Houthi attacks on cargo vessels in the Red Sea and the disruption to Libya's production following protests at the Sharara and El-Feel oilfields also raised supply concerns.

“Oil markets, for now, seem to be looking through the elevated geopolitical tensions in the Middle East and Red Sea region,” said Edward Bell, senior director of market economics at Emirates NBD.

“Militant attacks on shipping in the Red Sea are not affecting production but [are] causing a rerouting of vessels to a much longer route around Africa. Attacks elsewhere in Iran and Iraq will also keep the geopolitical temperature high.”

As the Opec+ cuts take effect “we expect to see oil markets closer to balanced in [the first quarter] which amid geopolitical concerns over the security of supply should help put a floor under prices”, he added.

On November 30, the Opec+ alliance announced voluntary production cuts of 2.2 million barrels per day for the first quarter of 2024.

Saudi Arabia, the world's largest oil exporter, will maintain its voluntary output cut of one million bpd until the end of March while Russia is expected to deepen its voluntary oil production cut to 500,000 bpd and extend it until the end of the first quarter of this year.

Meanwhile, oil prices are also being supported by signals from the US Federal Reserve that it is inclined to cut interest rates after making “clear progress” in taming inflation in the world's largest economy.

“We hold our forecast for Brent futures at an average of $85 per barrel for the first quarter,” Mr Bell said.

On Thursday, oil prices settled lower on massive weekly gasoline and distillate stock builds in the US, implying lower demand.

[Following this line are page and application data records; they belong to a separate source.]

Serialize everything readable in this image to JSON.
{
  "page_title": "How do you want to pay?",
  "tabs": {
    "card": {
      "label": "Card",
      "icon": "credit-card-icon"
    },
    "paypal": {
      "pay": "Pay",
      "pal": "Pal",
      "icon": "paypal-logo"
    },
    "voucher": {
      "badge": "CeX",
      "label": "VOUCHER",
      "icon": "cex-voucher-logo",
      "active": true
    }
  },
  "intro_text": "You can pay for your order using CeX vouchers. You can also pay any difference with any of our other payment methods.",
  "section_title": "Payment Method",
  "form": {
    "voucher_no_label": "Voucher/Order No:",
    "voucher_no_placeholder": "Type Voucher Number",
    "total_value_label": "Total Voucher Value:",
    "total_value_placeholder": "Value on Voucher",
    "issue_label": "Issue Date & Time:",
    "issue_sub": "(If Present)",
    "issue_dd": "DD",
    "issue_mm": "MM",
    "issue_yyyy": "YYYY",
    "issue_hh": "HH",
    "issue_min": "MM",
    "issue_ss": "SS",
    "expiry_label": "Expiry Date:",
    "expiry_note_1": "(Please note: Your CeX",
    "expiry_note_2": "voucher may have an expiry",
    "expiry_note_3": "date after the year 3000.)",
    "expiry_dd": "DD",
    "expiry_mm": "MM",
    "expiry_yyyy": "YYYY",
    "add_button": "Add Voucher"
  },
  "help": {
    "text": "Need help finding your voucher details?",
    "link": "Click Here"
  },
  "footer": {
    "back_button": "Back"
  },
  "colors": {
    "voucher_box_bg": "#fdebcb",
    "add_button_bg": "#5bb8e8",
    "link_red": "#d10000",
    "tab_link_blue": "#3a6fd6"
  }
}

“Oil prices are on course for a positive weekly start to the year, as rising geopolitical tensions feed into supply-side fears,” Han Tan, chief market analyst at Exinity, told The National.

Still, the darkening demand outlook is likely to cap oil’s potential for near-term gains.”

Brent is set to be kept rangebound between $70 and the low $80s per barrel, “until markets can get more clarity over the global supply-demand equation as the year progresses”, he said.

Updated: January 06, 2024, 4:26 AM